A group of experts met recently, at the instigation of the United Nations Conference on Trade and Development (UNCTAD), in an attempt to approach reality.

An adjustment seems to be necessary, the more so since the developing countries have turned increasingly to banking credits and financial markets in recent years, and their share of indebtedness in this connection has risen to about 55 percent. No easy problem since, according to DAC, the charge (principal and interest) of a commercial debt represents about $23 thousand million per annum as against a charge of $2.6 thousand million by way of ODA.

Such a readjustment would highlight the cost of private aid. Has anyone enough political courage? Enough to come closer to the truth? No. It would also be interesting to know the transfers of assets from the poorer countries to the industrialized countries and, for example, the flight of capital toward the coffers of the Swiss banks; and what the poorer countries borrow on the Eurodollar market, where operations are often covered by a thick fog. The oil-producing countries should make their intentions clearer, and also their operations, which represent about 15 percent of financial aid to developing countries.

The group of experts also considered to what extent the aid programmes of industrialized countries' governments are in conformity with the objectives fixed for the Second Development Decade (1971-80).
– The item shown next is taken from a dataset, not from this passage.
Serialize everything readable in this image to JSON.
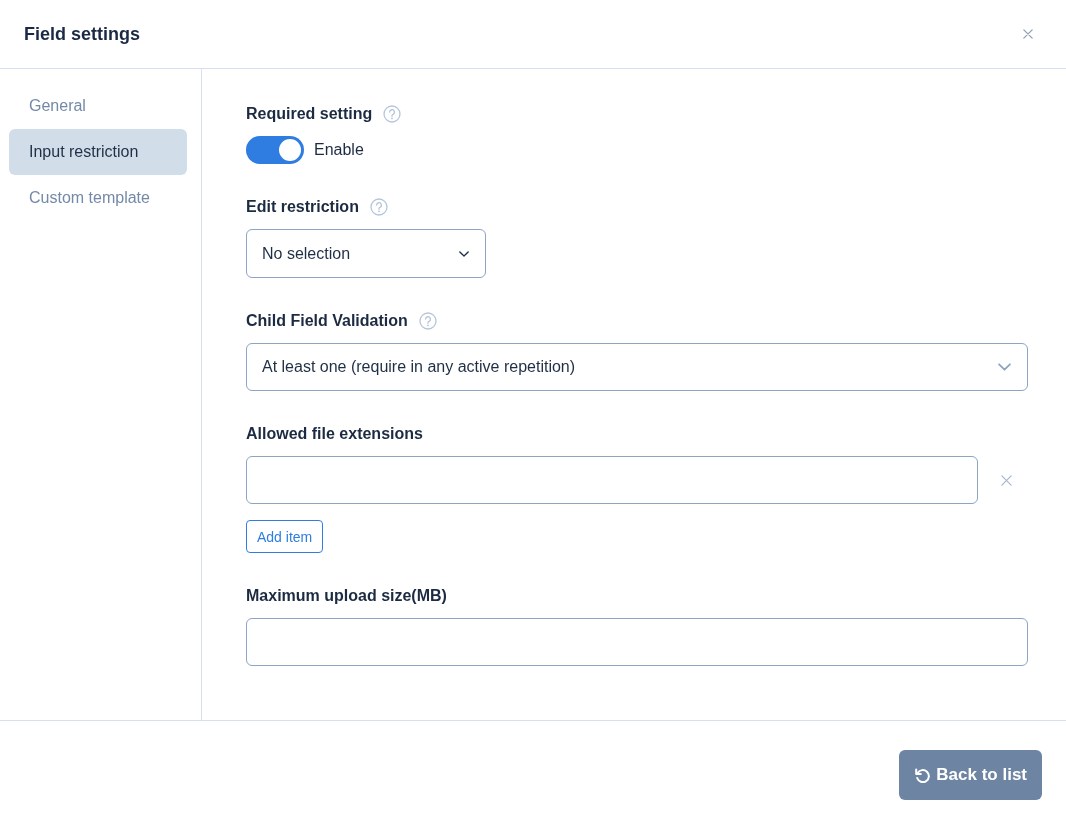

Without questioning the quantitative objectives (1 percent of GNP of the donor country for financial transfers, of which 0.7 percent should be in the form of ODA), new orientations for aid policy are being outlined. Until now, it has usually been the means for a minority to improve its standard of living. Henceforth, aid should aim to satisfy the basic needs of the largest number in the field of education, food and health; it should also set up small, labour-intensive industries providing jobs on the spot and products to meet local demand.